Nuclear disarmament and non-proliferation

23 November 2009

Hans Blix, former Chairman of the Weapons of Mass Destruction Commission, said nuclear weapons still pose a threat to world peace. Governments spend billions of dollars on arms, but claim they are desperate for funds to counter the economic recession.

When the Cold War ended 20 years ago, governments took steps to disarm, with agreements to downgrade nuclear weapons. Sadly political leaders failed to build on these, as there was then considerable backsliding in the 2000s, and various treaties have not been implemented.

However with a new President in the White House, who says he wants to revive disarmament, there have been steps forward, with the Russian President also agreeing it is time to move beyond Cold War mentalities. As the big players, like US, Russia, China or the EU, are becoming increasingly interdependent, they have to adjust to each others’ demands.

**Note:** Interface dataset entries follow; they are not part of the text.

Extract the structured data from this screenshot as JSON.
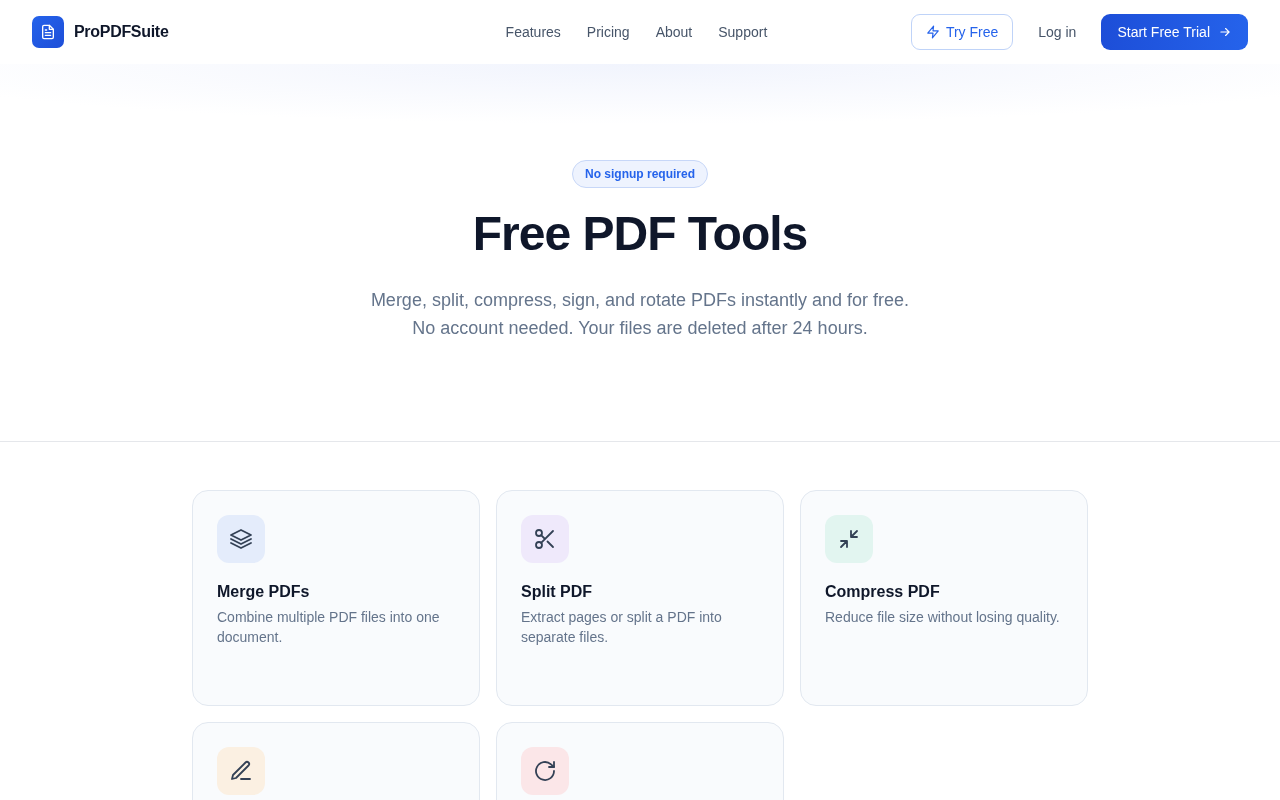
{
  "header": {
    "brand": "ProPDFSuite",
    "nav": [
      {
        "label": "Features"
      },
      {
        "label": "Pricing"
      },
      {
        "label": "About"
      },
      {
        "label": "Support"
      }
    ],
    "try_button": "Try Free",
    "login": "Log in",
    "cta": "Start Free Trial"
  },
  "hero": {
    "badge": "No signup required",
    "title": "Free PDF Tools",
    "subtitle": [
      "Merge, split, compress, sign, and rotate PDFs instantly and for free.",
      "No account needed. Your files are deleted after 24 hours."
    ]
  },
  "tools": [
    {
      "kind": "layers",
      "color": "#e4ecfb",
      "title": "Merge PDFs",
      "description": "Combine multiple PDF files into one document."
    },
    {
      "kind": "scissors",
      "color": "#efe9fb",
      "title": "Split PDF",
      "description": "Extract pages or split a PDF into separate files."
    },
    {
      "kind": "compress",
      "color": "#e2f5f0",
      "title": "Compress PDF",
      "description": "Reduce file size without losing quality."
    },
    {
      "kind": "pen",
      "color": "#fbf0e2"
    },
    {
      "kind": "rotate",
      "color": "#fbe6e8"
    }
  ]
}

On North Korea and Iran, Dr Blix said the former refuses to drop its nuclear weapons’ programme despite being offered many incentives, and it is difficult to see what else they are playing for, although domestic issues may be hindering the process. On Iran, he welcomed President Obama’s moves to negotiate, but felt the US could offer similar incentives as it had to North Korea, but he was unclear what Tehran hoped to gain from its nuclear programme.

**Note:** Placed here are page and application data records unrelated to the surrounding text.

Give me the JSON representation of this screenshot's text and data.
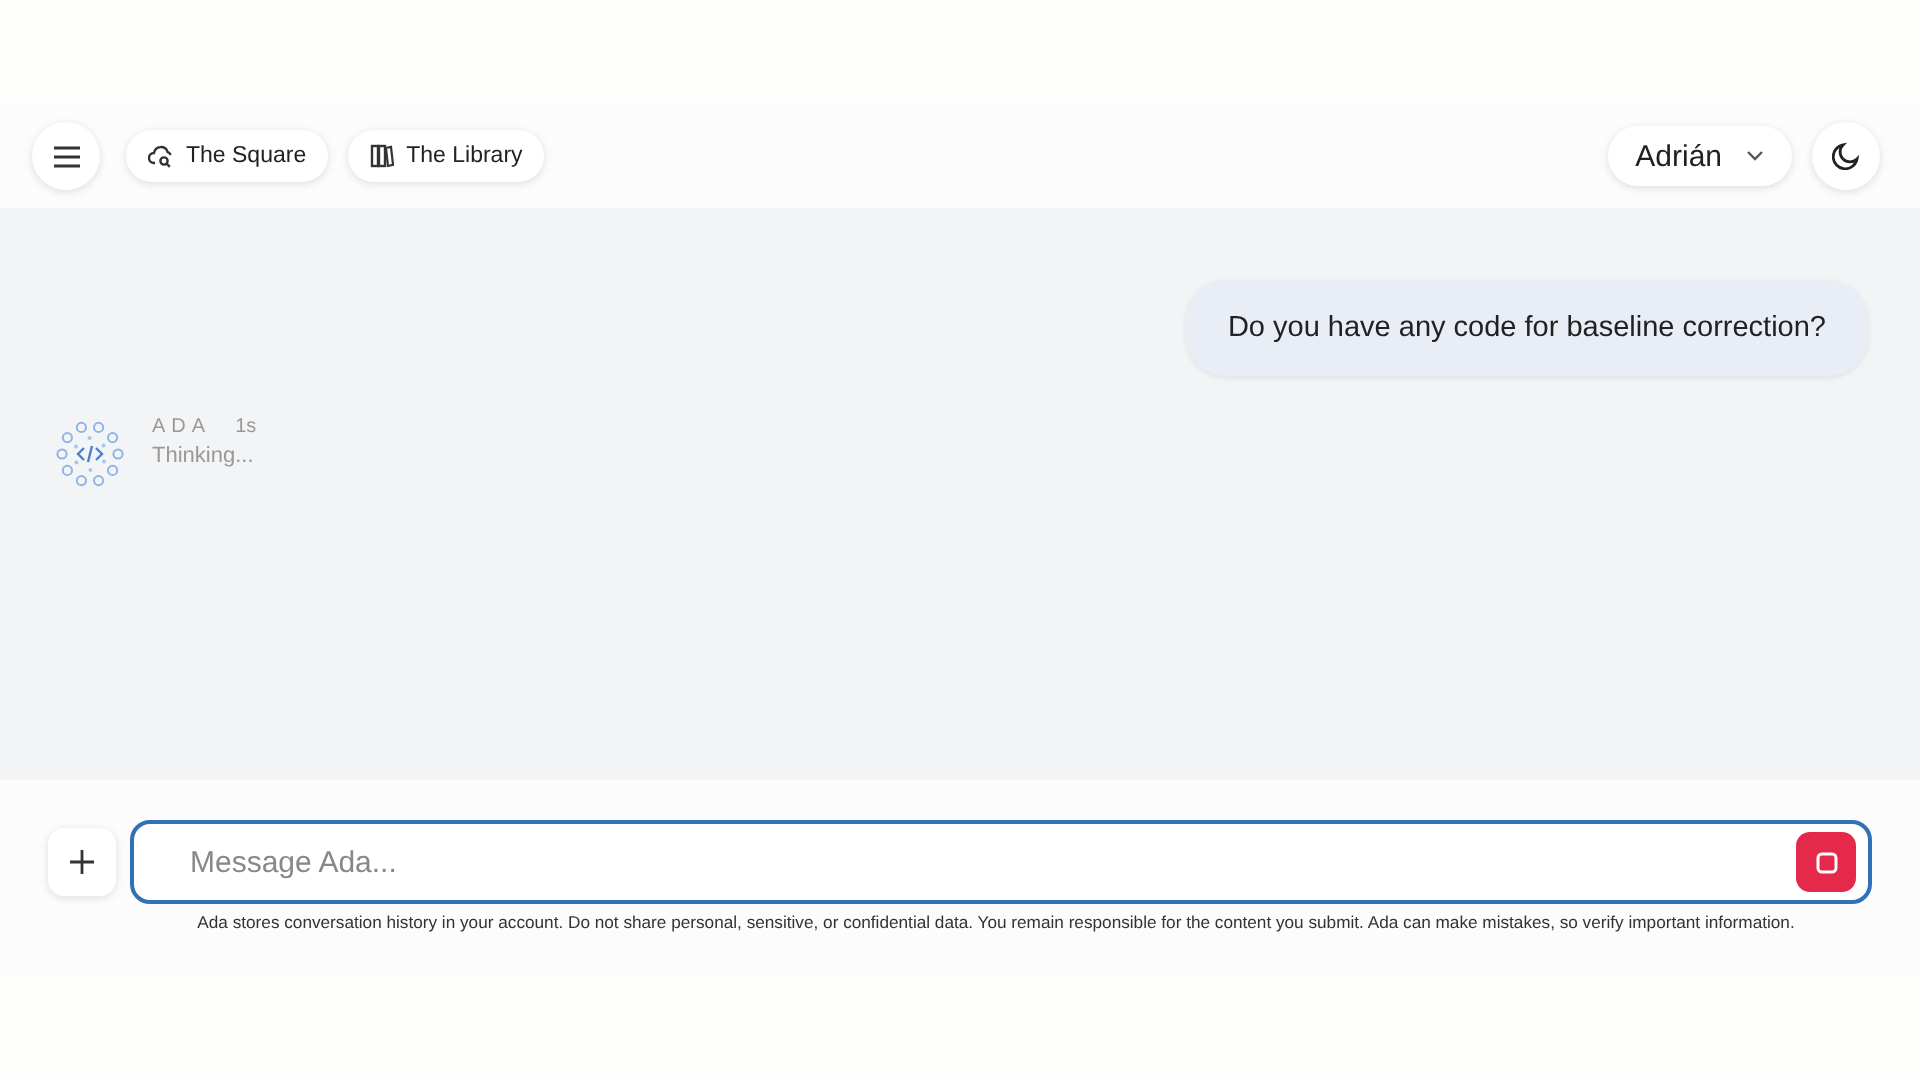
{
  "header": {
    "nav": [
      {
        "label": "The Square",
        "kind": "square"
      },
      {
        "label": "The Library",
        "kind": "library"
      }
    ],
    "user": "Adrián"
  },
  "messages": [
    {
      "kind": "user",
      "text": "Do you have any code for baseline correction?"
    },
    {
      "kind": "assistant",
      "author": "ADA",
      "time": "1s",
      "text": "Thinking..."
    }
  ],
  "composer": {
    "placeholder": "Message Ada...",
    "disclaimer": "Ada stores conversation history in your account. Do not share personal, sensitive, or confidential data. You remain responsible for the content you submit. Ada can make mistakes, so verify important information."
  }
}
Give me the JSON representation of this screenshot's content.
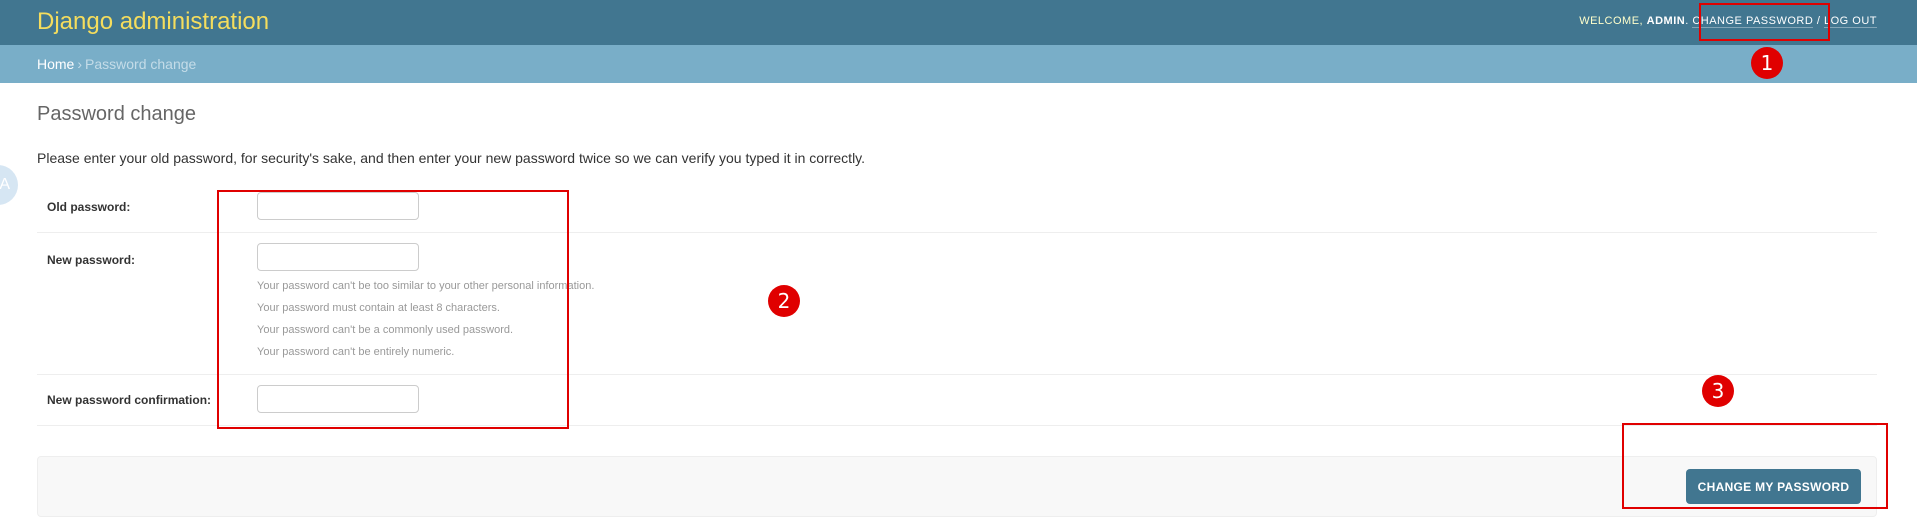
{
  "header": {
    "branding": "Django administration",
    "welcome": "WELCOME, ",
    "username": "ADMIN",
    "change_password": "CHANGE PASSWORD",
    "separator": " / ",
    "logout": "LOG OUT"
  },
  "breadcrumbs": {
    "home": "Home",
    "separator": "›",
    "current": "Password change"
  },
  "page": {
    "title": "Password change",
    "intro": "Please enter your old password, for security's sake, and then enter your new password twice so we can verify you typed it in correctly.",
    "side_badge": "A"
  },
  "form": {
    "old_password_label": "Old password:",
    "old_password_value": "",
    "new_password_label": "New password:",
    "new_password_value": "",
    "help": [
      "Your password can't be too similar to your other personal information.",
      "Your password must contain at least 8 characters.",
      "Your password can't be a commonly used password.",
      "Your password can't be entirely numeric."
    ],
    "confirm_label": "New password confirmation:",
    "confirm_value": ""
  },
  "submit": {
    "label": "CHANGE MY PASSWORD"
  },
  "annotations": [
    "1",
    "2",
    "3"
  ],
  "colors": {
    "header_bg": "#417690",
    "breadcrumbs_bg": "#79aec8",
    "branding": "#f5dd5d",
    "annotation": "#e00000"
  }
}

Perhaps the solution is to create a Middle East free of nuclear power plants, enrichment installations and plutonium production, said Dr Blix. Given Washington’s and Moscow’s changed approach, it might be possible to embark on an ambitious agenda for global nuclear disarmament, and this approach could help the situation in the Middle East.